Are you one of those folks who consider ATV and UTV tires the same? Many people may lump utility task vehicles (UTV) and all-terrain vehicles (ATV) together because of their similarities. The main distinguishing factor is that UTVs may accommodate passengers, whereas ATVs are normally for single riders alone.
Is There Any Difference Between New Atv and Utv Tyres While Buying Them?
In comparison to tires used on automobiles and trucks, ATV and UTV tires are essentially the same. Each has benefits, and one is more suitable than the other for particular activities, experiences, and surroundings. Many people who enjoy being outside loved both and purchase them according to their needs.

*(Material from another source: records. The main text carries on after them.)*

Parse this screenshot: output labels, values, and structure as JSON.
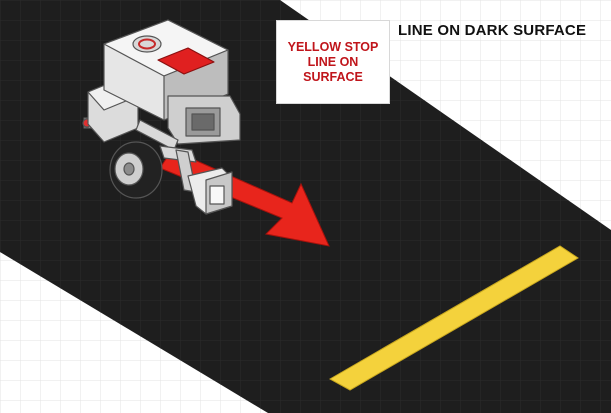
{
  "callout": {
    "text": "YELLOW STOP\nLINE ON\nSURFACE",
    "text_color": "#c0151b"
  },
  "heading": {
    "text": "LINE ON DARK SURFACE"
  },
  "colors": {
    "surface": "#1e1e1e",
    "stop_line": "#f4d23c",
    "arrow": "#e8251c",
    "robot_body": "#e6e6e6",
    "robot_screen": "#e02020"
  },
  "icons": {
    "robot": "lego-ev3-robot-icon",
    "direction": "direction-arrow-icon"
  }
}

The ability of ATVs, also called four-wheelers, to efficiently navigate tight curves, dense forests, muddy terrain, and small paths makes them the most agile and versatile type. They feature handlebars for steering and a straddle seat similar to a motorbike.
UTVs are often known as side-by-sides since they frequently have two sitting shoulder to shoulder and are more suited for managing duties and inclined to be brawny, more dynamic, and quicker. They often offer additional luggage space and feature many seats and a steering wheel.

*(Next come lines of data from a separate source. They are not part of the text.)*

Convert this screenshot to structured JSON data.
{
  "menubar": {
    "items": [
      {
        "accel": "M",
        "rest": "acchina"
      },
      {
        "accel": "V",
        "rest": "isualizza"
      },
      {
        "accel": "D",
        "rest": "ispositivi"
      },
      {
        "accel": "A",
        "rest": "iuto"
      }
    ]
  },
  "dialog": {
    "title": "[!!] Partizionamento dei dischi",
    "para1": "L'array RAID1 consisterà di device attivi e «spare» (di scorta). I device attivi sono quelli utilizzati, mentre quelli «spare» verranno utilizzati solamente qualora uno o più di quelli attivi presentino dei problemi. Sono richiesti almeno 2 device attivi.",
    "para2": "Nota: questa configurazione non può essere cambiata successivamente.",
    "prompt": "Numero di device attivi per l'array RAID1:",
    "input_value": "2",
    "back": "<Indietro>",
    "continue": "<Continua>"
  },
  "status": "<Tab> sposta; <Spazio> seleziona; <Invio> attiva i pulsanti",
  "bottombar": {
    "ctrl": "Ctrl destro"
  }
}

Main Differentiation Between ATV and UTV Tires
- Tires: Compared to UTV or standard vehicle tires, ATV tires are maintained at a lower pressure.
- Passengers: A UTV can securely accommodate two to four passengers at a particular time. A passenger sits next to another, compared to ATVs which are only intended for a single rider; however certain models may accommodate both the driver and a single passenger at a particular time.
- Price: An ATV may be purchased for less money than a UTV. You may select any of the two according to the territory, and your comfort, which makes you feel most at ease when riding on it.
- Storage: A UTV may be better if you need to store or transport anything in your vehicle.
- Safety: You must wear safety clothes, boots, helmets, and a pair of gloves at all times when handling an ATV. The passengers in your UTV must wear safety equipment, including seat belts.
Is It Fine to Have ATV and UTV Tyres of the Same Size on the Anterior and Posterior Sides of Your Vehicle?
Yes, it’s alright. Particularly when the power steering is essentially average, running the same size tires on both front and rear end might have the drawback of forcing the replacement of the original equipment manufacturers wheel rims. On the positive side, though, you will find it simpler to rotate all four of your tires at the same time, and if you have a spare tire, size will not be a problem.
Things to Keep in Mind While Buying ATV and UTV Tires
- Size of tire
You’ll see that the sizing for ATV/UTV tires is different from that of standard tires while looking at tire sizes. For illustration, the sidewall of certain tires may read 30×10.00 R14. This size data provides you with the diameter.
30 – diameter of the tire
10.00 – width of the tire
R – the type of construction of the tire
14 – wheel size
Your ATV or UTV’s tire size and construction type can be determined by using the information provided above.
- Design of tread
The goal of territory designs is the same for all tires. ATV and UTV users select tires for specific uses, terrains, and riding styles in addition to grip and friction. Sand tires would be the best option for your ATV or UTV if you lived somewhere with a lot of sand. They are made to skim across the sand and scoop it up as you travel. Mud tires are another option that provides exceptional traction on slippery, muddy surfaces. To assist you in making a decision, think about how you use your ATV or UTV most frequently.
- Construction type
The structure of ATV and UTV tires is of two types. It’s either bias ply or radial.
“D” is for bias ply, and “R” is for radial type. Bias ply tires are constructed out of a coating made of rubber fabric plies arranged in cord-like layers with an angle of 30 degrees. Because of this, they can move easily across rocky terrain. For them, nylon is a typical fabric choice.
Radial tires are made up of two components. The tire casing is made up of a single layer of steel wires with rubber coatings that curve from ball to ball. The crown is then stabilized by a number of steel belts made of a coating of rubber steel layer that is positioned under the tread—these function to fend against cuts and penetration that may cause a puncture.
- Offset: Wheel offsets on ATVs and UTVs are different from those on regular automobiles. The distance between a wheel’s rim and the midline is known as its offset. Zero offsets refer to a wheel’s midline being precisely in the center, which is the case for the majority of automobiles. The midline is closer to either the interior or exterior of the wheel, with either negative or positive offsets, which are common in off-road wheels. Off-road, having a negative offset gives you superior traction on rough, uneven ground.
Every kind has its own advantages. Radial tires are more fuel-efficient and rush crisper than bias-ply tires. Additionally, they outperform bias ply tires in terms of friction and are buoyant. ATVs and UTVs differ in a few ways from one another. Both of them are great fun, but which one fits you the best will depend on your requirements. UTVs are the best off-road option because of the safety precautions they take, given where you will be traveling and how dangerous the territory is. They also have 4X4 capabilities, much like ATVs.
In the article above, we have tried our best to explain the difference and similarities between ATV and UTV tires, and this will guide you while purchasing the tire of your choice and requirements.